Liu made city history by becoming the first Asian-American to be elected to the City Council and later New York City comptroller. Liu became the subject of controversy in late 2011 after an FBI investigation revealed illegal donations to his campaign. This July, Liu was sued by Mayor Bloomberg for rejecting two municipal contracts in what the Bloomberg administration deemed a politically motivated tactic. He is an opponent of stop-and-frisk policy, seeking not just to amend the policy but to abolish it altogether. Liu aims to regulate and tax marijuana, then give the revenue to the City University of New York system. He also is aiming to increase the city’s contribution to the Metropolitan Transit Authority’s capital budget to support more personnel and expand bus service, as well as invest in parks, open spaces and community gardens.
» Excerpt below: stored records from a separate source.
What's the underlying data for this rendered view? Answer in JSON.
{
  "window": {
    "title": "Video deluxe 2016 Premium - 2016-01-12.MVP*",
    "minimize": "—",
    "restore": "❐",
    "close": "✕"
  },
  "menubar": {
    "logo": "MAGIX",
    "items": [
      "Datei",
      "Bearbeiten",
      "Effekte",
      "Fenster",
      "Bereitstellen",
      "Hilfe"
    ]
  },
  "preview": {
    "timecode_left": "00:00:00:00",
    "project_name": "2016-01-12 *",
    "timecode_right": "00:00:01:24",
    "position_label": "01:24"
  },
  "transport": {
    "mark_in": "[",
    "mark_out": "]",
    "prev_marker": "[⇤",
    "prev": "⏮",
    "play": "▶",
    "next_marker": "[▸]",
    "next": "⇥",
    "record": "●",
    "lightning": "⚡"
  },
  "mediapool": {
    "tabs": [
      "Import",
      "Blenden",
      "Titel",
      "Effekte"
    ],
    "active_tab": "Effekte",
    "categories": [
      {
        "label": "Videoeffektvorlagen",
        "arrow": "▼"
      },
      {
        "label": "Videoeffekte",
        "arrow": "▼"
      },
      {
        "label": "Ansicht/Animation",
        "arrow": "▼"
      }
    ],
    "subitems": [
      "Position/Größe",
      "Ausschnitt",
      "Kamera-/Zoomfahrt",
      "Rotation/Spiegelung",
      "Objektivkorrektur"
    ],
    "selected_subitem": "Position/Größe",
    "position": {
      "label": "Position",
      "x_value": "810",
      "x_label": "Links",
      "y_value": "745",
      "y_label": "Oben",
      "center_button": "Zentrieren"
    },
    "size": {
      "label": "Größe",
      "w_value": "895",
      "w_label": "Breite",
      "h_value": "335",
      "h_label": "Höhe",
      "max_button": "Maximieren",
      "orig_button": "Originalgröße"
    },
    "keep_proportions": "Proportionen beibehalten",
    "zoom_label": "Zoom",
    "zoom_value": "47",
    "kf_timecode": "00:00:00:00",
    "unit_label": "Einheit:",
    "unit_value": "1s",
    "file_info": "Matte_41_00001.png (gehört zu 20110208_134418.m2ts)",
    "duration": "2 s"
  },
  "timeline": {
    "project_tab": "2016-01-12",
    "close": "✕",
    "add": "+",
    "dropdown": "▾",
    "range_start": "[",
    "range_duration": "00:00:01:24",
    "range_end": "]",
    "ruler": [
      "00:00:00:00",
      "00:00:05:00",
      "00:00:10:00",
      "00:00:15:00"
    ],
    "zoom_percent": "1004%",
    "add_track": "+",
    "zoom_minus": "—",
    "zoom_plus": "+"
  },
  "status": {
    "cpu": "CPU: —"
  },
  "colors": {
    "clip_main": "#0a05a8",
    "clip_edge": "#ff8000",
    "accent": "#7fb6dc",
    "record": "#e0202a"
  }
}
9. John Catsimatidis
Republican (also backed by Liberal Party) | Founder and owner of Gristedes
“It’s not that I’m only a business person, I came from 135th Street. I never forgot where I come from. I’m not a Mike Bloomberg billionaire, I’m not wearing a $5,000 suit.”
John Catsimatidis attended NYU but dropped out his senior year to enter the grocery business. He now owns and runs Gristedes Foods, Manhattan’s largest grocery chain, along with the Red Apple Group, a corporation with holdings in the energy, aviation, retail and real estate sectors. In December 2012, he came under fire for comparing raising taxes on the wealthy to the way “Hitler punished the Jews.” He supports Police Commissioner Ray Kelly’s stop-and-frisk policy. His campaign focuses on the development of career and technical education in New York City Public Schools, and the development of small businesses.
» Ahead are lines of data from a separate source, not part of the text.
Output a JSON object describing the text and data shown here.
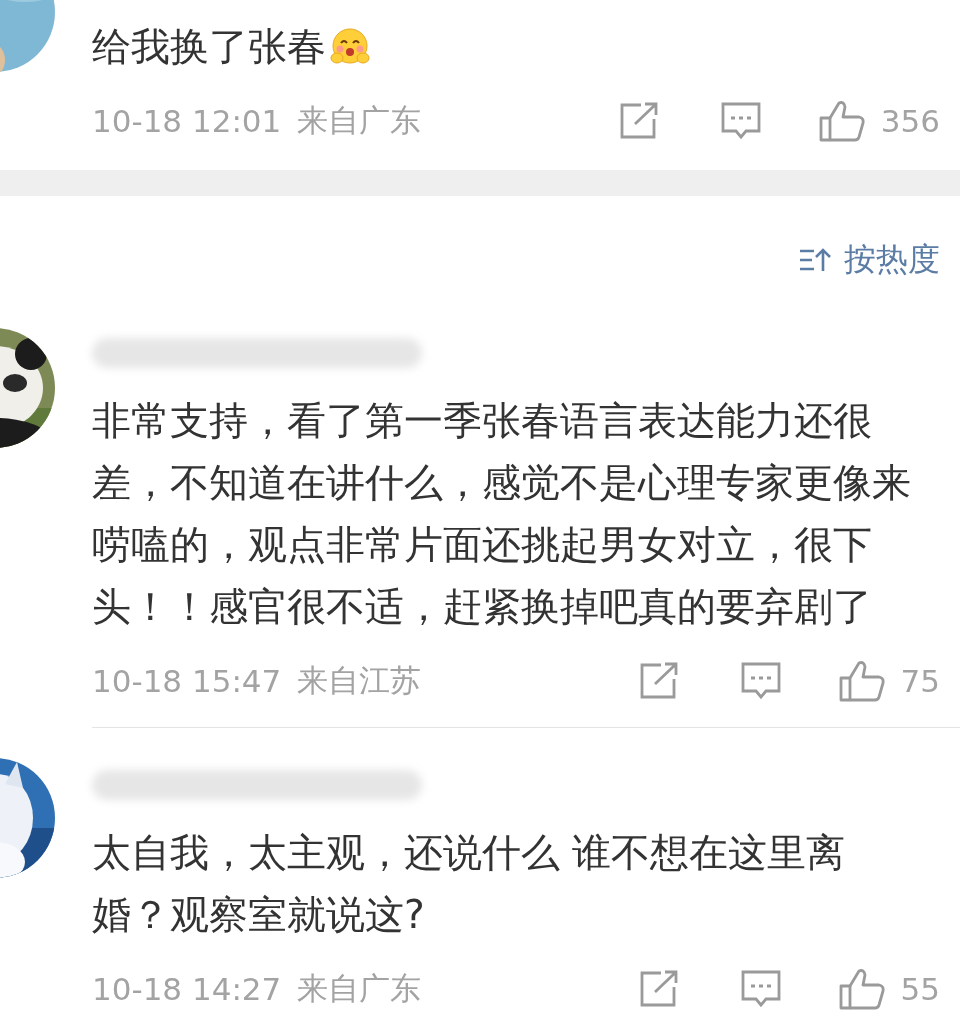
{
  "previous_comment": {
    "name_redacted": false,
    "text": "给我换了张春",
    "trailing_emoji": true,
    "time": "10-18 12:01",
    "location": "来自广东",
    "likes": "356"
  },
  "sort_button": {
    "label": "按热度"
  },
  "comments": [
    {
      "name_redacted": true,
      "text": "非常支持，看了第一季张春语言表达能力还很差，不知道在讲什么，感觉不是心理专家更像来唠嗑的，观点非常片面还挑起男女对立，很下头！！感官很不适，赶紧换掉吧真的要弃剧了",
      "trailing_emoji": false,
      "time": "10-18 15:47",
      "location": "来自江苏",
      "likes": "75"
    },
    {
      "name_redacted": true,
      "text": "太自我，太主观，还说什么 谁不想在这里离婚？观察室就说这?",
      "trailing_emoji": false,
      "time": "10-18 14:27",
      "location": "来自广东",
      "likes": "55"
    }
  ]
}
10. Bill Thompson
“I’ve always talked about the need for a new era of community policing — officers on the ground and in neighborhoods, working closely with the residents. That’s how we’re going to get guns off the streets.”
After serving as New York City comptroller for two terms, Thompson ran for mayor of New York in 2009. As the Democratic nominee, Thompson lost to the incumbent, Mayor Michael Bloomberg, by just over four percentage points, despite being heavily outspent by the self-made billionaire. He believes that New York City’s diversity is one of its greatest assets. Thompson seeks to change the stop-and-frisk policy by creating written records of stops. Thompson’s campaign focuses on education, the environment and affordability for housing, transportation, water rates and taxes.
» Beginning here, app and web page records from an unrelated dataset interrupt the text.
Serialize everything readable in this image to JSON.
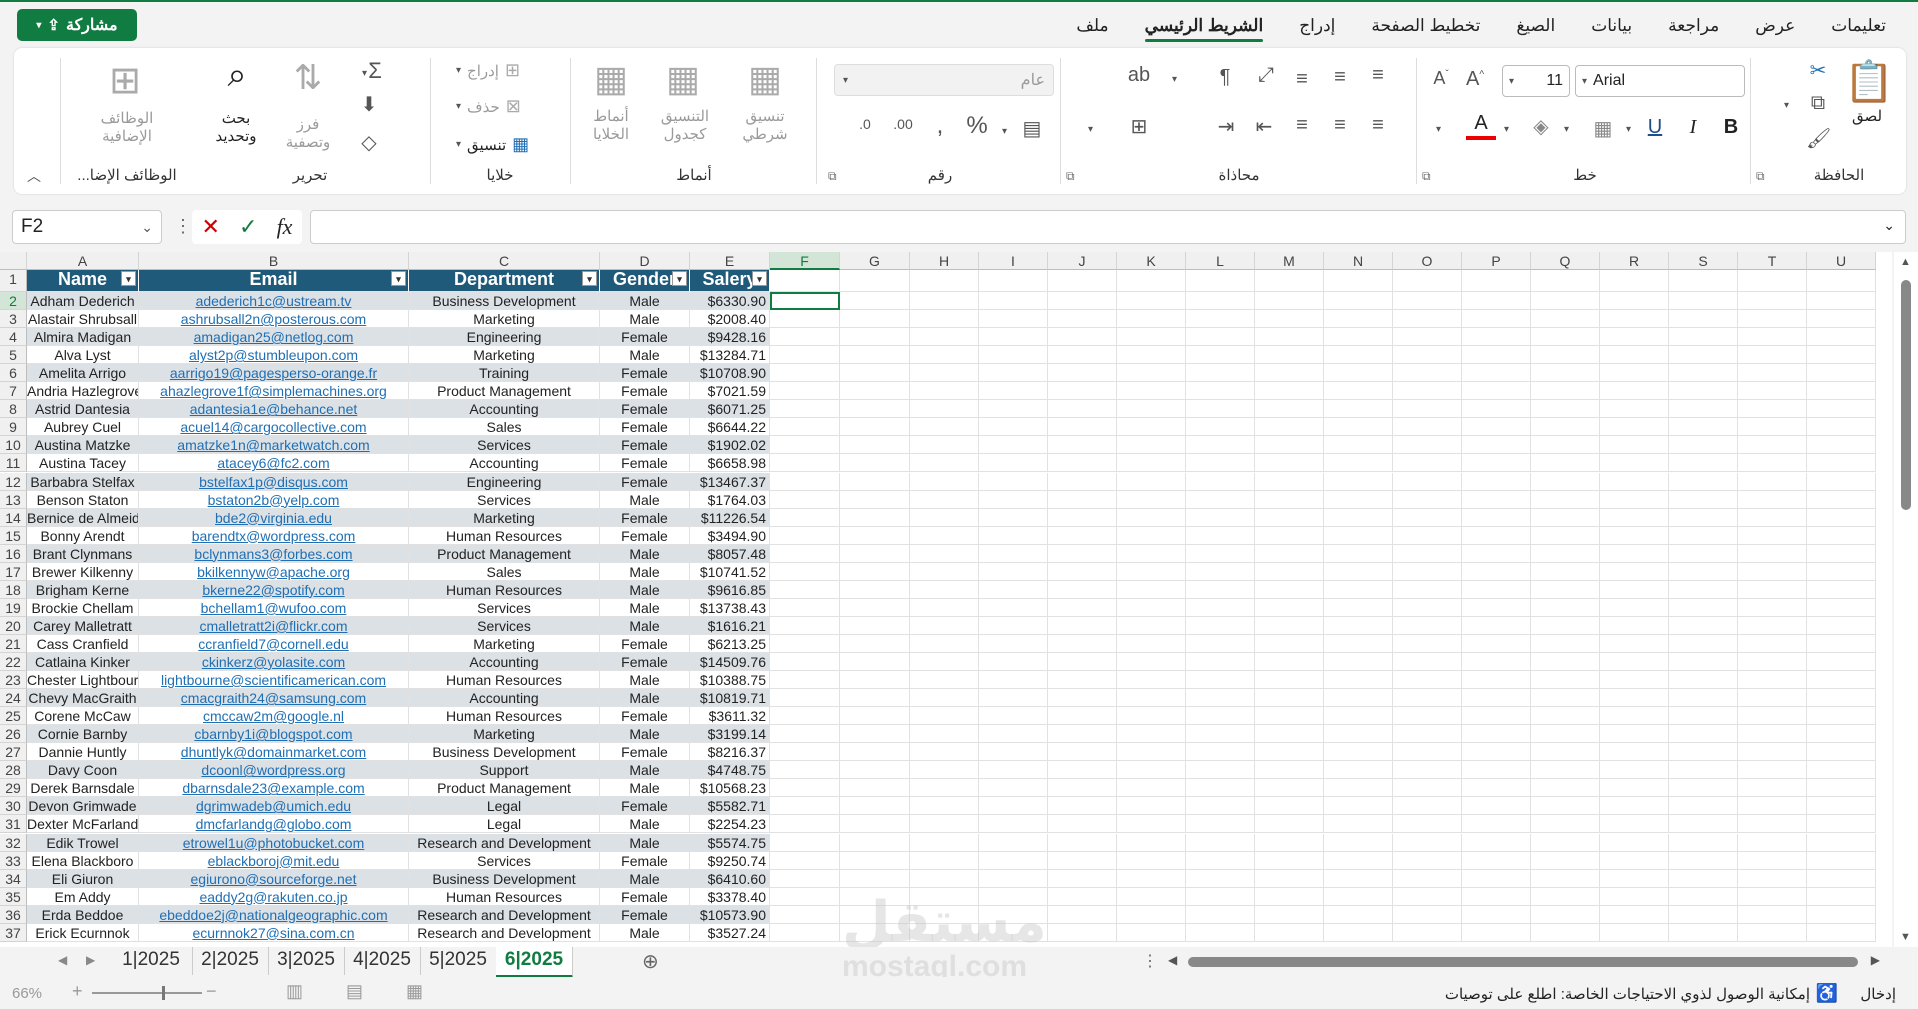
{
  "share_label": "مشاركة",
  "tabs": [
    "ملف",
    "الشريط الرئيسي",
    "إدراج",
    "تخطيط الصفحة",
    "الصيغ",
    "بيانات",
    "مراجعة",
    "عرض",
    "تعليمات"
  ],
  "active_tab": "الشريط الرئيسي",
  "ribbon": {
    "clipboard": {
      "label": "الحافظة",
      "paste": "لصق"
    },
    "font": {
      "label": "خط",
      "name": "Arial",
      "size": "11"
    },
    "alignment": {
      "label": "محاذاة"
    },
    "number": {
      "label": "رقم",
      "format": "عام"
    },
    "styles": {
      "label": "أنماط",
      "conditional": "تنسيق شرطي",
      "table": "التنسيق كجدول",
      "cell": "أنماط الخلايا"
    },
    "cells": {
      "label": "خلايا",
      "insert": "إدراج",
      "delete": "حذف",
      "format": "تنسيق"
    },
    "editing": {
      "label": "تحرير",
      "sort": "فرز وتصفية",
      "find": "بحث وتحديد"
    },
    "addins": {
      "label": "الوظائف الإضا...",
      "button": "الوظائف الإضافية"
    }
  },
  "namebox": "F2",
  "columns": [
    "A",
    "B",
    "C",
    "D",
    "E",
    "F",
    "G",
    "H",
    "I",
    "J",
    "K",
    "L",
    "M",
    "N",
    "O",
    "P",
    "Q",
    "R",
    "S",
    "T",
    "U"
  ],
  "selected_column": "F",
  "table_headers": [
    "Name",
    "Email",
    "Department",
    "Gender",
    "Salery"
  ],
  "rows": [
    [
      "Adham Dederich",
      "adederich1c@ustream.tv",
      "Business Development",
      "Male",
      "$6330.90"
    ],
    [
      "Alastair Shrubsall",
      "ashrubsall2n@posterous.com",
      "Marketing",
      "Male",
      "$2008.40"
    ],
    [
      "Almira Madigan",
      "amadigan25@netlog.com",
      "Engineering",
      "Female",
      "$9428.16"
    ],
    [
      "Alva Lyst",
      "alyst2p@stumbleupon.com",
      "Marketing",
      "Male",
      "$13284.71"
    ],
    [
      "Amelita Arrigo",
      "aarrigo19@pagesperso-orange.fr",
      "Training",
      "Female",
      "$10708.90"
    ],
    [
      "Andria Hazlegrove",
      "ahazlegrove1f@simplemachines.org",
      "Product Management",
      "Female",
      "$7021.59"
    ],
    [
      "Astrid Dantesia",
      "adantesia1e@behance.net",
      "Accounting",
      "Female",
      "$6071.25"
    ],
    [
      "Aubrey Cuel",
      "acuel14@cargocollective.com",
      "Sales",
      "Female",
      "$6644.22"
    ],
    [
      "Austina Matzke",
      "amatzke1n@marketwatch.com",
      "Services",
      "Female",
      "$1902.02"
    ],
    [
      "Austina Tacey",
      "atacey6@fc2.com",
      "Accounting",
      "Female",
      "$6658.98"
    ],
    [
      "Barbabra Stelfax",
      "bstelfax1p@disqus.com",
      "Engineering",
      "Female",
      "$13467.37"
    ],
    [
      "Benson Staton",
      "bstaton2b@yelp.com",
      "Services",
      "Male",
      "$1764.03"
    ],
    [
      "Bernice de Almeida",
      "bde2@virginia.edu",
      "Marketing",
      "Female",
      "$11226.54"
    ],
    [
      "Bonny Arendt",
      "barendtx@wordpress.com",
      "Human Resources",
      "Female",
      "$3494.90"
    ],
    [
      "Brant Clynmans",
      "bclynmans3@forbes.com",
      "Product Management",
      "Male",
      "$8057.48"
    ],
    [
      "Brewer Kilkenny",
      "bkilkennyw@apache.org",
      "Sales",
      "Male",
      "$10741.52"
    ],
    [
      "Brigham Kerne",
      "bkerne22@spotify.com",
      "Human Resources",
      "Male",
      "$9616.85"
    ],
    [
      "Brockie Chellam",
      "bchellam1@wufoo.com",
      "Services",
      "Male",
      "$13738.43"
    ],
    [
      "Carey Malletratt",
      "cmalletratt2i@flickr.com",
      "Services",
      "Male",
      "$1616.21"
    ],
    [
      "Cass Cranfield",
      "ccranfield7@cornell.edu",
      "Marketing",
      "Female",
      "$6213.25"
    ],
    [
      "Catlaina Kinker",
      "ckinkerz@yolasite.com",
      "Accounting",
      "Female",
      "$14509.76"
    ],
    [
      "Chester Lightbourne",
      "lightbourne@scientificamerican.com",
      "Human Resources",
      "Male",
      "$10388.75"
    ],
    [
      "Chevy MacGraith",
      "cmacgraith24@samsung.com",
      "Accounting",
      "Male",
      "$10819.71"
    ],
    [
      "Corene McCaw",
      "cmccaw2m@google.nl",
      "Human Resources",
      "Female",
      "$3611.32"
    ],
    [
      "Cornie Barnby",
      "cbarnby1i@blogspot.com",
      "Marketing",
      "Male",
      "$3199.14"
    ],
    [
      "Dannie Huntly",
      "dhuntlyk@domainmarket.com",
      "Business Development",
      "Female",
      "$8216.37"
    ],
    [
      "Davy Coon",
      "dcoonl@wordpress.org",
      "Support",
      "Male",
      "$4748.75"
    ],
    [
      "Derek Barnsdale",
      "dbarnsdale23@example.com",
      "Product Management",
      "Male",
      "$10568.23"
    ],
    [
      "Devon Grimwade",
      "dgrimwadeb@umich.edu",
      "Legal",
      "Female",
      "$5582.71"
    ],
    [
      "Dexter McFarland",
      "dmcfarlandg@globo.com",
      "Legal",
      "Male",
      "$2254.23"
    ],
    [
      "Edik Trowel",
      "etrowel1u@photobucket.com",
      "Research and Development",
      "Male",
      "$5574.75"
    ],
    [
      "Elena Blackboro",
      "eblackboroj@mit.edu",
      "Services",
      "Female",
      "$9250.74"
    ],
    [
      "Eli Giuron",
      "egiurono@sourceforge.net",
      "Business Development",
      "Male",
      "$6410.60"
    ],
    [
      "Em Addy",
      "eaddy2g@rakuten.co.jp",
      "Human Resources",
      "Female",
      "$3378.40"
    ],
    [
      "Erda Beddoe",
      "ebeddoe2j@nationalgeographic.com",
      "Research and Development",
      "Female",
      "$10573.90"
    ],
    [
      "Erick Ecurnnok",
      "ecurnnok27@sina.com.cn",
      "Research and Development",
      "Male",
      "$3527.24"
    ]
  ],
  "sheets": [
    "1|2025",
    "2|2025",
    "3|2025",
    "4|2025",
    "5|2025",
    "6|2025"
  ],
  "active_sheet": "6|2025",
  "status": {
    "mode": "إدخال",
    "accessibility": "إمكانية الوصول لذوي الاحتياجات الخاصة: اطلع على توصيات",
    "zoom": "66%"
  },
  "watermark": {
    "arabic": "مستقل",
    "latin": "mostaql.com"
  },
  "colors": {
    "accent": "#107c41",
    "table_header": "#1f5a7a",
    "band": "#dce1e6",
    "link": "#1f6fb4"
  }
}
11. Bill de Blasio
Democrat | Public Advocate
“I’d like to see more people running for office say to the voters, ‘This is your town. This is your town to decide the future of.”
De Blasio attended NYU during his undergraduate studies. He became public advocate for the city in 2010, after serving as a city councilman from Brooklyn. As public advocate, he lobbies for New Yorkers throughout the five boroughs. As of press time, he leads in the polls, pulling ahead of former front-runner and City Council Speaker Christine Quinn. De Blasio describes New York as “a tale of two cities,” seeking to tackle the inequality between the rich and the poor. In response to the stop-and-frisk policy, he has called for new NYPD leadership, an inspector general and a stricter racial profiling bill. De Blasio also hopes to create more than 50,000 affordable housing units over the next 10 years and improve access to public transportation in the outer boroughs.